Policy Webinar: 2020 World IP Day - The Global Voices Supporting Intellectual Property Rights
When: April 27th, from 9am (EST) to 10 am
Where: Link provided at the Property Rights Alliance webpage
- Moderator: Lorenzo Montanari, executive director of Property Rights Alliance
- Welcome Remarks: Matt Bryan, WIPO Director of the PCT Legal and User Relations Division
- Philip Thompson, IP and Trade Specialist, Property Rights Alliance. Presenting the World IP Day Coalition Letter
- Prof. Mark Shultz, University of Akron School of Law
- Prof. Vladimir Maciel, Director of the Center for Economic Freedom, Mackenzie University (Brazil). The challenge of CODIV 19 to the IP system in Brazil.
- Jasson Urbach, Director of Free Market Foundation (South Africa). South Africa and the removal of the intellectual property rights.
As part of World IP Day Property Rights Alliance organized a coalition letter signed by 93 think tanks from around the world to World Intellectual Property Organization (WIPO) director-general Francis Gurry.
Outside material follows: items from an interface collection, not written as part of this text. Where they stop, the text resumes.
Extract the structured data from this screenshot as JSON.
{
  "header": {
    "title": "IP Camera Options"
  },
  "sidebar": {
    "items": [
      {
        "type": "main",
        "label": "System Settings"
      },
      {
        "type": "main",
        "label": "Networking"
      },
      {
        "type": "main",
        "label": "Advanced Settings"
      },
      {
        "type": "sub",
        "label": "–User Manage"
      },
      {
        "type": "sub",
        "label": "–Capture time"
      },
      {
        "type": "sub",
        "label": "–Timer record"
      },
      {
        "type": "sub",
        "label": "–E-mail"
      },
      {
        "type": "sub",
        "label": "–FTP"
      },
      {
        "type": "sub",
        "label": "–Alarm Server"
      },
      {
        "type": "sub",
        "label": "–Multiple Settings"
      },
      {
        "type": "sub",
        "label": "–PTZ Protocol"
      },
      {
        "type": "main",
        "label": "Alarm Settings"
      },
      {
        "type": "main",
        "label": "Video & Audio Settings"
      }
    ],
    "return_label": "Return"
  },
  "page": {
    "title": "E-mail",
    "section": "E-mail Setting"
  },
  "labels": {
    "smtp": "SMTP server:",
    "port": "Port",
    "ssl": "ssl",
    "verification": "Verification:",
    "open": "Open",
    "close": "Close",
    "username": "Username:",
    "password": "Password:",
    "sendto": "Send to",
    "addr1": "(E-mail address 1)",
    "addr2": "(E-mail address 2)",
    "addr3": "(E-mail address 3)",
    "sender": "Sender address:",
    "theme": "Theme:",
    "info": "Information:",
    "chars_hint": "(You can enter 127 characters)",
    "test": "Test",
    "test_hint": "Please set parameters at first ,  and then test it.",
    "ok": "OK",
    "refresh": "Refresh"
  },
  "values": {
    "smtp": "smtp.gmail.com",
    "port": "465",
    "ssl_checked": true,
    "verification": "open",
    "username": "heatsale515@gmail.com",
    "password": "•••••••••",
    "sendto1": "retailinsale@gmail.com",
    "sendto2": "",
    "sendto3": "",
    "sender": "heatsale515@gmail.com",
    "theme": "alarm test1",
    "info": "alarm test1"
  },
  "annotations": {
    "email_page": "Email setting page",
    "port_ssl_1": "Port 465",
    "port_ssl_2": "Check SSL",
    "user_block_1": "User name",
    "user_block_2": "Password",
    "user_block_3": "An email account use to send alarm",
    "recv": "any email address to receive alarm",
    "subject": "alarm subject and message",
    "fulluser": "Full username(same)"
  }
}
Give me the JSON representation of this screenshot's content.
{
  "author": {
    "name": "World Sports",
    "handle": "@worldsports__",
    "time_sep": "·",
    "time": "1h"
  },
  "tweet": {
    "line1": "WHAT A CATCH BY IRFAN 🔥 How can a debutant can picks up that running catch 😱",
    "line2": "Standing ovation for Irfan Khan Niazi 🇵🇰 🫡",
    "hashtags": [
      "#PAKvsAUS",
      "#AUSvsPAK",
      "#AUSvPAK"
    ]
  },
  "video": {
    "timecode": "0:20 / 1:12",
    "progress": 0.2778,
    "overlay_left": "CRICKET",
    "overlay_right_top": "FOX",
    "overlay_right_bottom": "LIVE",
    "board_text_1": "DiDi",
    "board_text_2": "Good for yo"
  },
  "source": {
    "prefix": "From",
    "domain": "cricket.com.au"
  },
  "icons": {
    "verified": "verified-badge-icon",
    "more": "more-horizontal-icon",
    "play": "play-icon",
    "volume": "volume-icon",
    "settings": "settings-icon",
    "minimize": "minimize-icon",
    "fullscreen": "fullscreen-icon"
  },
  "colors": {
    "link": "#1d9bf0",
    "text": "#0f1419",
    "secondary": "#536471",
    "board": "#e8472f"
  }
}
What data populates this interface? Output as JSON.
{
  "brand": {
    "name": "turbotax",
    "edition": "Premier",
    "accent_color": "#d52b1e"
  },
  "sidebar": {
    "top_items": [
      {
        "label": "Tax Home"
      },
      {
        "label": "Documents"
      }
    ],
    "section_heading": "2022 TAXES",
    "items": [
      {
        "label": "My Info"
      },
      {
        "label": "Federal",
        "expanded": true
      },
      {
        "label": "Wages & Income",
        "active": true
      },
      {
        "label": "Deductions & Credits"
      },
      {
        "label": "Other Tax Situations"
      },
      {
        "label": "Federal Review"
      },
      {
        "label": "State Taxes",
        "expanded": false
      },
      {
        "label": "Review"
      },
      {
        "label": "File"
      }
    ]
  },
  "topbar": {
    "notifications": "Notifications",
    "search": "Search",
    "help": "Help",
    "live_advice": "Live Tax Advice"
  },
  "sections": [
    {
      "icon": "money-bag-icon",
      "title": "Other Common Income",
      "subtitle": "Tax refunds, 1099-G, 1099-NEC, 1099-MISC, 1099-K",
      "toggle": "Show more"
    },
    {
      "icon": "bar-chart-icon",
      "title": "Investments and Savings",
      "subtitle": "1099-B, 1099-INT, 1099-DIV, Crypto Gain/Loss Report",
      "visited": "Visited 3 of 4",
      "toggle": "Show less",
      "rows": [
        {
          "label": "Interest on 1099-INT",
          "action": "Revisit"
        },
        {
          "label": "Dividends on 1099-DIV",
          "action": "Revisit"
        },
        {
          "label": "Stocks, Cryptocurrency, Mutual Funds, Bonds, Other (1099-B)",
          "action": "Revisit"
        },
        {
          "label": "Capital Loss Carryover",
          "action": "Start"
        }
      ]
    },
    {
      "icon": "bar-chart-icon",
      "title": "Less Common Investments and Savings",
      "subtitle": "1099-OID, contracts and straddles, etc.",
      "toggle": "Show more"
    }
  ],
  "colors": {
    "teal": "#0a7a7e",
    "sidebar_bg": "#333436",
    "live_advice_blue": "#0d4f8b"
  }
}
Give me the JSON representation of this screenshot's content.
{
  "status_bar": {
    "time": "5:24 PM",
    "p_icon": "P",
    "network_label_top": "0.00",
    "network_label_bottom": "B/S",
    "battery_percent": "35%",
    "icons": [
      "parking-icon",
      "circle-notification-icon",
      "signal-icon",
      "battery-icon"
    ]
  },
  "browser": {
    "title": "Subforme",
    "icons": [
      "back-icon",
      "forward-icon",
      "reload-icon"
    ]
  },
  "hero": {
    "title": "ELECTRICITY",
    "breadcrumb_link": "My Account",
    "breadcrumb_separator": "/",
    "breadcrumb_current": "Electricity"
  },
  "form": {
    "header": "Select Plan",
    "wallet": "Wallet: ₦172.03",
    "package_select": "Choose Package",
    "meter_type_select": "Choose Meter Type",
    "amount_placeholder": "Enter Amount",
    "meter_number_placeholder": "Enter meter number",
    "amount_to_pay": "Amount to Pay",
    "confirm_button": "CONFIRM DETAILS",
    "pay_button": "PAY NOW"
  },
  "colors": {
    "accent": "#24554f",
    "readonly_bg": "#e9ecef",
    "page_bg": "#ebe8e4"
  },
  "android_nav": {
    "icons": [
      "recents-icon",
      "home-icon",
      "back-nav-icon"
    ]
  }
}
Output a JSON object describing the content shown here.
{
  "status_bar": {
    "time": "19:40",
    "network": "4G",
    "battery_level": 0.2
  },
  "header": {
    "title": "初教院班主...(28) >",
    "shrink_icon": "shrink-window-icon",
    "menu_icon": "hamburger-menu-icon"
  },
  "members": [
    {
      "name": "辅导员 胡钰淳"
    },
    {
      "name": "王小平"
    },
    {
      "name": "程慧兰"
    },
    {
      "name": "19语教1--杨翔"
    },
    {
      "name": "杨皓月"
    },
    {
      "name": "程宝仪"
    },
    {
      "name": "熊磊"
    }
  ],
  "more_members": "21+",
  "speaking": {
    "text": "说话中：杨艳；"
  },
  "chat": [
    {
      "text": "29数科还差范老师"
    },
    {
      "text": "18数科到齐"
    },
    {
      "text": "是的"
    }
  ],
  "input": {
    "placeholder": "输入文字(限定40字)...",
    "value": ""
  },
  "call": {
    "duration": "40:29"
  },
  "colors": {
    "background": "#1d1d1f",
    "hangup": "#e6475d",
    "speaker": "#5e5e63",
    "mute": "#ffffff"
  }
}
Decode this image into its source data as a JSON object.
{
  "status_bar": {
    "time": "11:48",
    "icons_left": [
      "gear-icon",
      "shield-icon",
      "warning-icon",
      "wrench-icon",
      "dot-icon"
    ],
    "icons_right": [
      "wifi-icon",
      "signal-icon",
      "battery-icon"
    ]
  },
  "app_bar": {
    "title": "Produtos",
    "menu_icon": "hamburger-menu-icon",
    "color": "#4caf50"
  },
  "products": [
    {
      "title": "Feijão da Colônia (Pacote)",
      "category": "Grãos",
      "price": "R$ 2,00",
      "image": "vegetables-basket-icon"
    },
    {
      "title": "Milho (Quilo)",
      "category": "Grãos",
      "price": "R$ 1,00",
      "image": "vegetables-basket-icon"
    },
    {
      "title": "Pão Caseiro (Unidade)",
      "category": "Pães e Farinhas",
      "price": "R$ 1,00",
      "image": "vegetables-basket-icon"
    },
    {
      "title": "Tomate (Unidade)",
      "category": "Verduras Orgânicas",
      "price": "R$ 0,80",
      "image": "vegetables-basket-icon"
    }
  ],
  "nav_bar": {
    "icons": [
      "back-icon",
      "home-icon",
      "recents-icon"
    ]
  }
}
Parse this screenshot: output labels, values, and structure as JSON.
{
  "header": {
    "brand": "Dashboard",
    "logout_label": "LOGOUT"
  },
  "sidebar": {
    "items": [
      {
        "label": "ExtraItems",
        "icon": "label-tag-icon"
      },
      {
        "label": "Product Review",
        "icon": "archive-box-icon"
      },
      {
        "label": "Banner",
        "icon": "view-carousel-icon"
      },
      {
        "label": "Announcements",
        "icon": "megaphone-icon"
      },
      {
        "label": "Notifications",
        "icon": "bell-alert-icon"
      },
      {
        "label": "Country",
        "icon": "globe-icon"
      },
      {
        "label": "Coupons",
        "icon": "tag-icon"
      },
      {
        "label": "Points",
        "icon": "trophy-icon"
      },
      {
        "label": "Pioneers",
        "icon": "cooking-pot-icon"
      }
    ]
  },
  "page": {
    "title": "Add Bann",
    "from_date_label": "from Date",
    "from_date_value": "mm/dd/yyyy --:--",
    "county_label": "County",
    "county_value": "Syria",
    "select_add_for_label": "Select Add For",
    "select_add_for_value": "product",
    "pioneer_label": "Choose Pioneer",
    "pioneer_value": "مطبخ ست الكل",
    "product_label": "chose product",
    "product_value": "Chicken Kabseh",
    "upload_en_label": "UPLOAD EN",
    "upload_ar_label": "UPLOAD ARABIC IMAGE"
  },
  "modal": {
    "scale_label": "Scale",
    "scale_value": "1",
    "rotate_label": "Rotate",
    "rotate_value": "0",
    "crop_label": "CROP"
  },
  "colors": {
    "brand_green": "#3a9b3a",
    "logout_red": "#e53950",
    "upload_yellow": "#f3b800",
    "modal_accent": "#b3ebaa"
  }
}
This year’s theme is “Innovate for a Green Future.”
However, the global Covid-19 pandemic has taken over as the most pressing challenge affecting the world today and IP protections are key to finding a solution. The letter states “Keeping these protections intact is the only way to ensure inventors can continue making bold investments in new technologies and medicines that improve global health.”
IP and the Economy: Europe and North America, the regions that have the highest protections of property rights, according to the International Property Rights Index, are home to large IP-intensive economies. In the United States, the sector generates nearly 38 percent of GDP and in Europe 45 percent. Together their IP-intensive industries employ 90 million hard-working men and women that earn on average 46 percent more than their counterparts in other industries.
Close the Gap: Their scores on the Property Rights Index are 31 percent greater than the rest of the world and their per-capita income 16 times greater than those at the bottom. If all countries and all people are going to have the same opportunity to contribute to the next era of innovation this IP rights gap must be closed.
The property rights ecosystem is composed of the Legal and Political environment, the Physical Property Rights environment, and the Intellectual Property Rights environment.